- [Problem description] Within these records, how many lines hold "cykl"? Give the number alone.

- [Available records]

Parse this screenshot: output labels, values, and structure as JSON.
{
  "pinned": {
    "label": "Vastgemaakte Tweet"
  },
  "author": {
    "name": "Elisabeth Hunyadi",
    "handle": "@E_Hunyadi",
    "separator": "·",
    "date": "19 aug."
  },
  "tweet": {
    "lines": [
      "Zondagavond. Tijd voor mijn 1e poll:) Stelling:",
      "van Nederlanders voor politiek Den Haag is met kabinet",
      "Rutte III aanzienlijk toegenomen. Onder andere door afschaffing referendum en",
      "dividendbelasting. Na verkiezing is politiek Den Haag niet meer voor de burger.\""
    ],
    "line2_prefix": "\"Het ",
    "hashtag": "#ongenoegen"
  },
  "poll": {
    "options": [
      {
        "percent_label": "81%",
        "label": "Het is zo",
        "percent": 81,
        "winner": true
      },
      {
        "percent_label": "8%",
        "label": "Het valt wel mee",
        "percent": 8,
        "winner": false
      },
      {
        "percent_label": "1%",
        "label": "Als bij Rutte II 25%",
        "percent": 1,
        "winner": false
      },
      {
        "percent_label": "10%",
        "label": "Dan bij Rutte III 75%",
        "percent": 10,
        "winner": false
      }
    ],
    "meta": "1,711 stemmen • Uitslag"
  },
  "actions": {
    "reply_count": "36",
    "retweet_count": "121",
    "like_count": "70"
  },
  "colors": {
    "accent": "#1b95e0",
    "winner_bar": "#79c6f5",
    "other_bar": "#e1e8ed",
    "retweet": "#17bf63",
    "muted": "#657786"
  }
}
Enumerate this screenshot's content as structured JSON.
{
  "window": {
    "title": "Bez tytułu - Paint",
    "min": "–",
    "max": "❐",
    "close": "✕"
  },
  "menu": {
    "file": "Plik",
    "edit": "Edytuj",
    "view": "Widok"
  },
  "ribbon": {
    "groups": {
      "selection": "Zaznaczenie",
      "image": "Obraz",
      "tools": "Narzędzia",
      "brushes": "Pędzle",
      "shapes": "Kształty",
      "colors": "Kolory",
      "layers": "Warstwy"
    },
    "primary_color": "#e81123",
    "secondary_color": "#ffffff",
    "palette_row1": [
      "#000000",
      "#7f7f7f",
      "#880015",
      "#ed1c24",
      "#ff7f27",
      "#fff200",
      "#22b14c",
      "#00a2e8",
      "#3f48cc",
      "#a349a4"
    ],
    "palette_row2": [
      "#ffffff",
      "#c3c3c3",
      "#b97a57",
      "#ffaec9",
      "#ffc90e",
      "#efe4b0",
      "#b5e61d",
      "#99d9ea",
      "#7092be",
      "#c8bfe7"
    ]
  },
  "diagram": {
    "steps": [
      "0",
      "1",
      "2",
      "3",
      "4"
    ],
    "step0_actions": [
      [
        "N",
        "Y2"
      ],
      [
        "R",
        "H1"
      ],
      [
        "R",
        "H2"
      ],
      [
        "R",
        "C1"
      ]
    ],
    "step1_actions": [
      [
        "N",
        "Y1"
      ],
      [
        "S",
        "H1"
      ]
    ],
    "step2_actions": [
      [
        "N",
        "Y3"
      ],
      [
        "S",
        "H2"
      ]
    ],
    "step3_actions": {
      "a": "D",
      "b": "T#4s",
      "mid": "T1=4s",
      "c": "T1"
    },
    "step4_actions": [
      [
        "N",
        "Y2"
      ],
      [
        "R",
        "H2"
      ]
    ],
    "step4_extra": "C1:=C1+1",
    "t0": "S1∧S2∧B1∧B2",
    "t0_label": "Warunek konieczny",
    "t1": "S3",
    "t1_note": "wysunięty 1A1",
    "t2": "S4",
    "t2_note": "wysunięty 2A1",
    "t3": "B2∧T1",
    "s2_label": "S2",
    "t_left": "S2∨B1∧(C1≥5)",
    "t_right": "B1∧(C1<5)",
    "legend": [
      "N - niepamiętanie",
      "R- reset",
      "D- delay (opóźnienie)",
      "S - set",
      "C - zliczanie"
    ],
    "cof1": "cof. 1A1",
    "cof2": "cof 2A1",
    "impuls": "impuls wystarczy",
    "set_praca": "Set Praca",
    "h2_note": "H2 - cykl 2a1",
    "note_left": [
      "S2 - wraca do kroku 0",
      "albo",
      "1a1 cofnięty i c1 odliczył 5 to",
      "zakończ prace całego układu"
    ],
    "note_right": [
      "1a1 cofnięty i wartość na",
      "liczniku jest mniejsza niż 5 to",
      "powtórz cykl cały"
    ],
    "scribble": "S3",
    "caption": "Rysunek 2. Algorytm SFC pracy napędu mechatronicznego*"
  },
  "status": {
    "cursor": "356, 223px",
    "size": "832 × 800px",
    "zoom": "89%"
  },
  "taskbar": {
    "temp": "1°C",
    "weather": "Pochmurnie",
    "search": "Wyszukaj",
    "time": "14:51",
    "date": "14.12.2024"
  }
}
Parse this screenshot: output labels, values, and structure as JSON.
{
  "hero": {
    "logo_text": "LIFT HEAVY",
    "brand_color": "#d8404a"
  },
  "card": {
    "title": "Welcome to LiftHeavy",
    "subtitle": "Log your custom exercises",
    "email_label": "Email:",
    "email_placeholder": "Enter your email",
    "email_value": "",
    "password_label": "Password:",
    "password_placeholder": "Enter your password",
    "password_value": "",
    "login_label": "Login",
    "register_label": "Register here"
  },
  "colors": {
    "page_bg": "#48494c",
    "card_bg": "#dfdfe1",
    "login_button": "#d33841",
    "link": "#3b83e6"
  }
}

- [Your solution] 2